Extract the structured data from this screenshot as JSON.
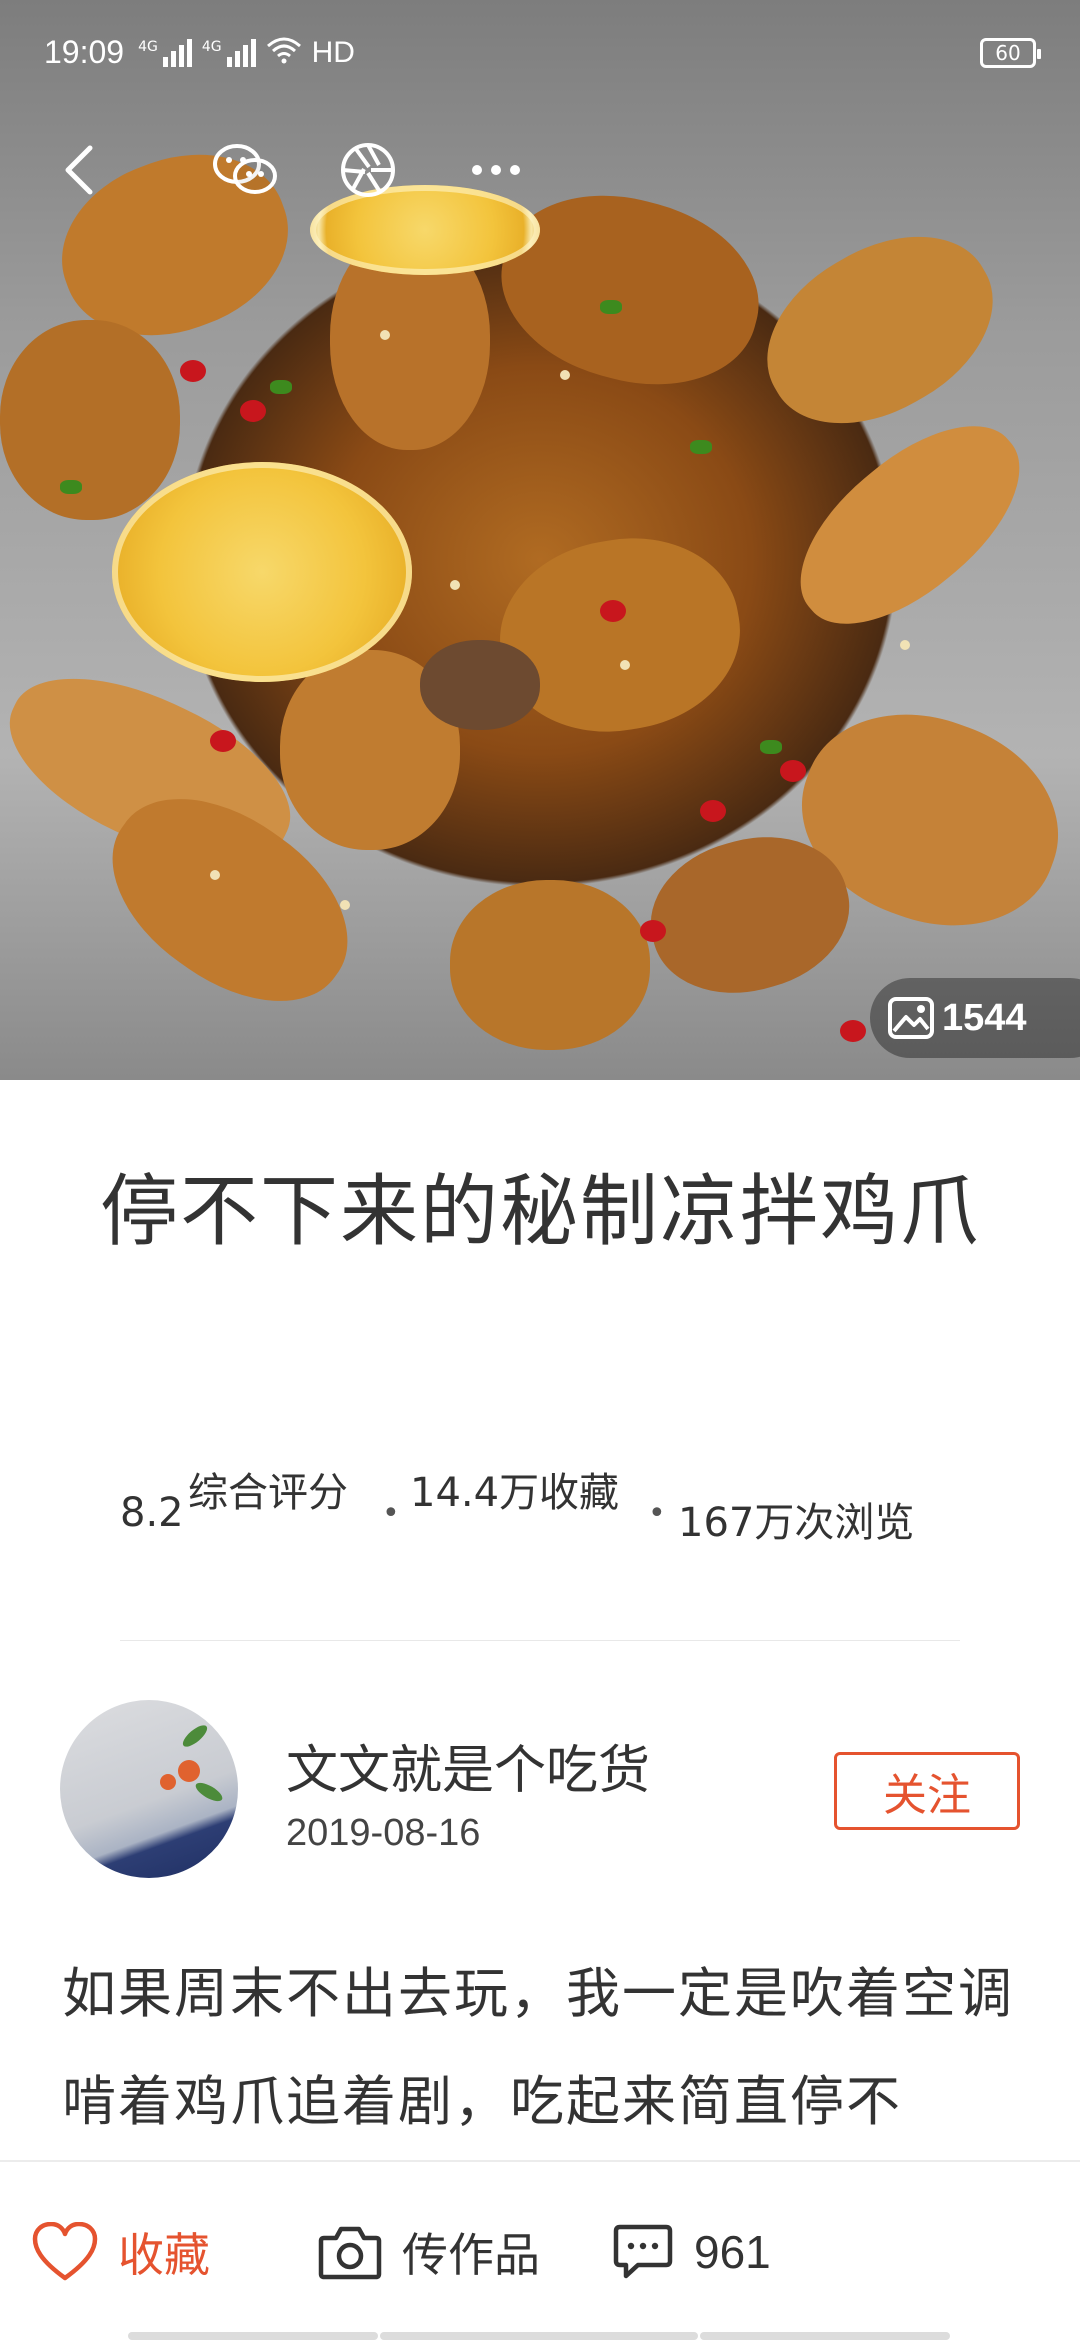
{
  "status_bar": {
    "time": "19:09",
    "net1": "4G",
    "net2": "4G",
    "hd": "HD",
    "battery": "60"
  },
  "nav": {
    "back_icon": "chevron-left-icon",
    "wechat_icon": "wechat-icon",
    "moments_icon": "aperture-icon",
    "more_icon": "more-dots-icon"
  },
  "hero": {
    "photo_count": "1544",
    "photo_icon": "image-icon"
  },
  "recipe": {
    "title": "停不下来的秘制凉拌鸡爪",
    "score": "8.2",
    "score_label": "综合评分",
    "favorites": "14.4万收藏",
    "views": "167万次浏览"
  },
  "author": {
    "name": "文文就是个吃货",
    "date": "2019-08-16",
    "follow_label": "关注"
  },
  "description": "如果周末不出去玩，我一定是吹着空调啃着鸡爪追着剧，吃起来简直停不",
  "bottom_bar": {
    "favorite_label": "收藏",
    "upload_label": "传作品",
    "comment_count": "961"
  },
  "colors": {
    "accent": "#e5532f",
    "text": "#333333"
  }
}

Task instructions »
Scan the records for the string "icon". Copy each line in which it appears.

Finished task »
    "back_icon": "chevron-left-icon",
    "wechat_icon": "wechat-icon",
    "moments_icon": "aperture-icon",
    "more_icon": "more-dots-icon"
    "photo_icon": "image-icon"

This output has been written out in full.